(Entries taken from a collection)
▼▼▼
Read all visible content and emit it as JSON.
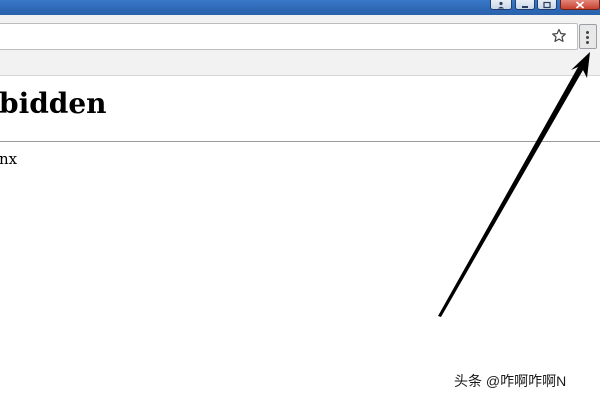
{
  "page": {
    "heading": "bidden",
    "footer_text": "nx"
  },
  "watermark": {
    "text": "头条 @咋啊咋啊N"
  },
  "icons": {
    "bookmark": "star-icon",
    "menu": "more-vert-icon",
    "user": "user-icon",
    "minimize": "minimize-icon",
    "maximize": "maximize-icon",
    "close": "close-icon"
  },
  "colors": {
    "titlebar": "#2d68b5",
    "close_button": "#c8422f",
    "toolbar": "#f2f2f2",
    "arrow": "#000000"
  }
}
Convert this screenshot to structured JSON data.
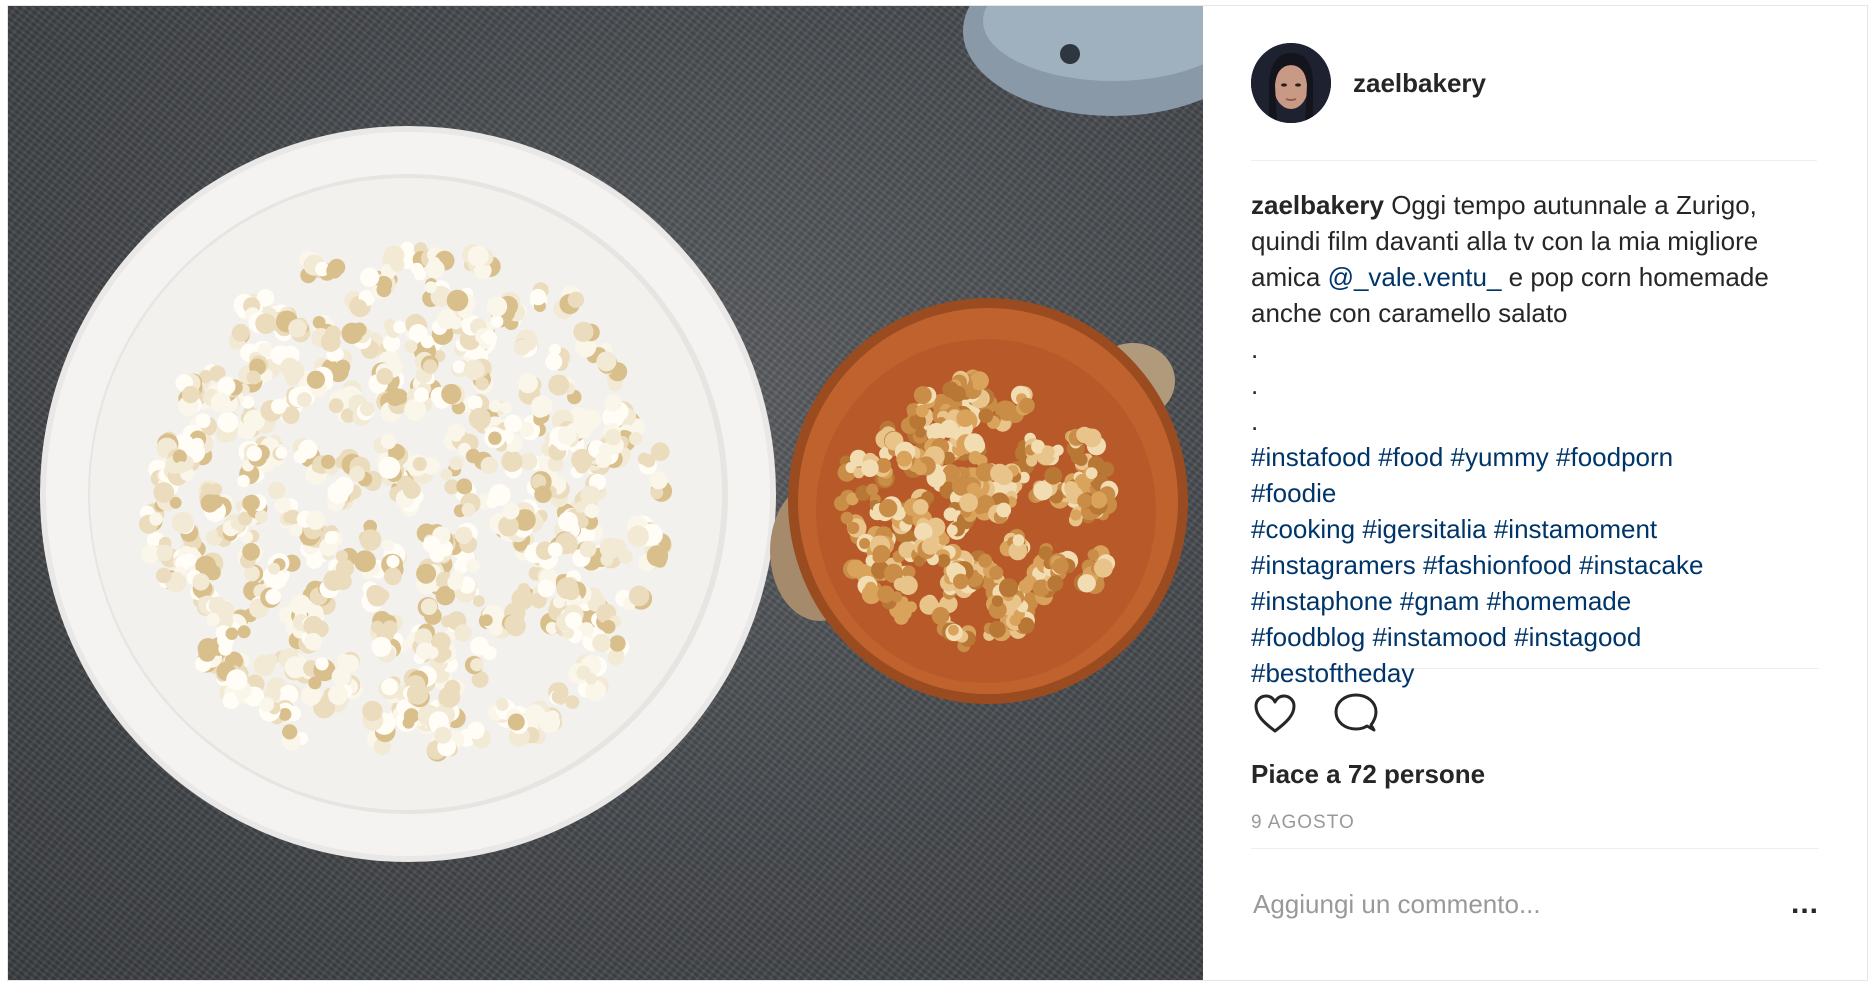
{
  "post": {
    "username": "zaelbakery",
    "avatar_alt": "zaelbakery",
    "caption": {
      "user": "zaelbakery",
      "text_before_mention": " Oggi tempo autunnale a Zurigo, quindi film davanti alla tv con la mia migliore amica ",
      "mention": "@_vale.ventu_",
      "text_after_mention": " e pop corn homemade anche con caramello salato",
      "dots": [
        ".",
        ".",
        "."
      ],
      "hashtag_lines": [
        [
          "#instafood",
          "#food",
          "#yummy",
          "#foodporn"
        ],
        [
          "#foodie"
        ],
        [
          "#cooking",
          "#igersitalia",
          "#instamoment"
        ],
        [
          "#instagramers",
          "#fashionfood",
          "#instacake"
        ],
        [
          "#instaphone",
          "#gnam",
          "#homemade"
        ],
        [
          "#foodblog",
          "#instamood",
          "#instagood"
        ],
        [
          "#bestoftheday"
        ]
      ]
    },
    "actions": {
      "like_icon": "heart-icon",
      "comment_icon": "comment-icon"
    },
    "likes_text": "Piace a 72 persone",
    "date": "9 AGOSTO",
    "comment_placeholder": "Aggiungi un commento...",
    "more_label": "..."
  },
  "colors": {
    "link": "#003569",
    "text": "#262626",
    "muted": "#999999",
    "countertop": "#46494d"
  }
}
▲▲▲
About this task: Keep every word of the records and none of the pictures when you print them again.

Response to the exercise:
Read all visible content and emit it as JSON.
{
  "page": {
    "heading": "bidden",
    "footer_text": "nx"
  },
  "watermark": {
    "text": "头条 @咋啊咋啊N"
  },
  "icons": {
    "bookmark": "star-icon",
    "menu": "more-vert-icon",
    "user": "user-icon",
    "minimize": "minimize-icon",
    "maximize": "maximize-icon",
    "close": "close-icon"
  },
  "colors": {
    "titlebar": "#2d68b5",
    "close_button": "#c8422f",
    "toolbar": "#f2f2f2",
    "arrow": "#000000"
  }
}
Convert this screenshot to structured JSON data.
{
  "post": {
    "username": "zaelbakery",
    "avatar_alt": "zaelbakery",
    "caption": {
      "user": "zaelbakery",
      "text_before_mention": " Oggi tempo autunnale a Zurigo, quindi film davanti alla tv con la mia migliore amica ",
      "mention": "@_vale.ventu_",
      "text_after_mention": " e pop corn homemade anche con caramello salato",
      "dots": [
        ".",
        ".",
        "."
      ],
      "hashtag_lines": [
        [
          "#instafood",
          "#food",
          "#yummy",
          "#foodporn"
        ],
        [
          "#foodie"
        ],
        [
          "#cooking",
          "#igersitalia",
          "#instamoment"
        ],
        [
          "#instagramers",
          "#fashionfood",
          "#instacake"
        ],
        [
          "#instaphone",
          "#gnam",
          "#homemade"
        ],
        [
          "#foodblog",
          "#instamood",
          "#instagood"
        ],
        [
          "#bestoftheday"
        ]
      ]
    },
    "actions": {
      "like_icon": "heart-icon",
      "comment_icon": "comment-icon"
    },
    "likes_text": "Piace a 72 persone",
    "date": "9 AGOSTO",
    "comment_placeholder": "Aggiungi un commento...",
    "more_label": "..."
  },
  "colors": {
    "link": "#003569",
    "text": "#262626",
    "muted": "#999999",
    "countertop": "#46494d"
  }
}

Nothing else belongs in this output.